Three Massachusetts Institute of Technology students who were sued earlier this year by the Massachusetts Bay Transit Authority (MBTA) said Monday that they are now working to make the Boston transit system more secure.
The announcement brings to a close a high profile case that pitted the rights of security researchers to freely discuss their findings against the concerns of one of the country's largest transit systems, which worried that this type of information could lead to widespread ticket fraud. "I'm really glad to have it behind me. I think this is really what should have happened from the start," said Zack Anderson, one of the students sued by the MBTA.
Anderson, along with Russell "RJ" Ryan and Alessandro Chiesa, was prevented from giving a talk entitled "The Anatomy of a Subway Hack: Breaking Crypto RFIDs & Magstripes of Ticketing Systems" at the Defcon hacker conference last August.

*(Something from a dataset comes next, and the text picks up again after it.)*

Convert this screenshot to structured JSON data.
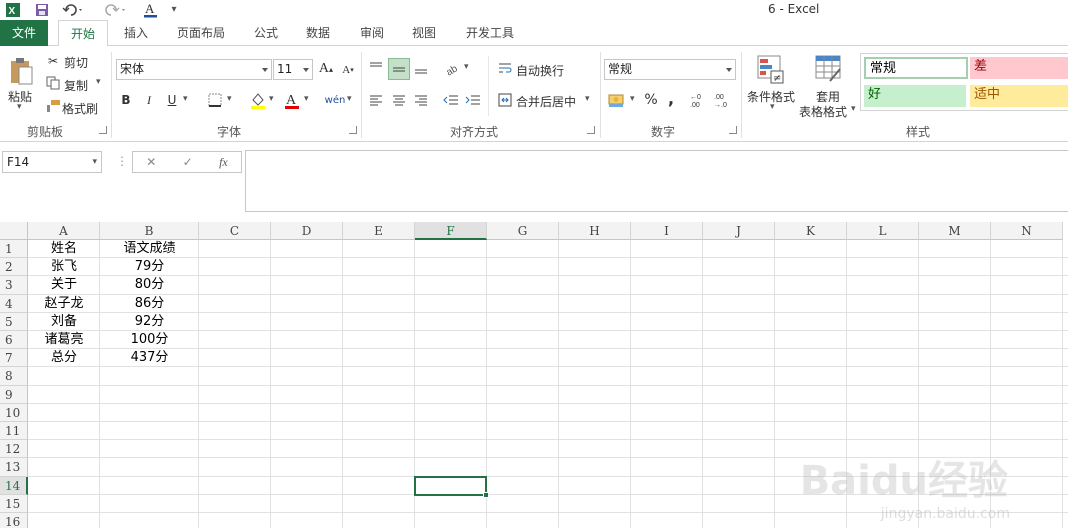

The students had planned to show that they had reverse engineered the MBTA's CharlieTicket magnetic stripe tickets and CharlieCard smartcards. The CharlieCard uses the same Mifare Classic RFID (radio frequency identification) technology that was cracked earlier this year by security researchers.
The MBTA had argued that the presentation could have caused "significant damage" to the transit system, but the students had said that they had no intention of releasing key pieces of information that would have allowed people to hack the system.
On Aug. 19, a judge threw out the MBTA's gag order, but the transit authority could have brought new motions against them, and so the case had been hanging over the MIT researchers.
The settlement ends the matter in an amicable way. "For professional reasons and for public interest reasons, the students wanted to help the MBTA," said Jennifer Granick, a lawyer with the Electronic Frontier Foundation who represents the students.
The case against the three was finally settled on Oct. 7, but this was not publicly announced until Monday, because it took two months for all parties to schedule a public announcement of the settlement, Granick said. The researchers met with MBTA technical staff on Oct. 21 to discuss their findings and are working to improve the transit authority's fare collection system, she added.
The MBTA could not be reached immediately for comment.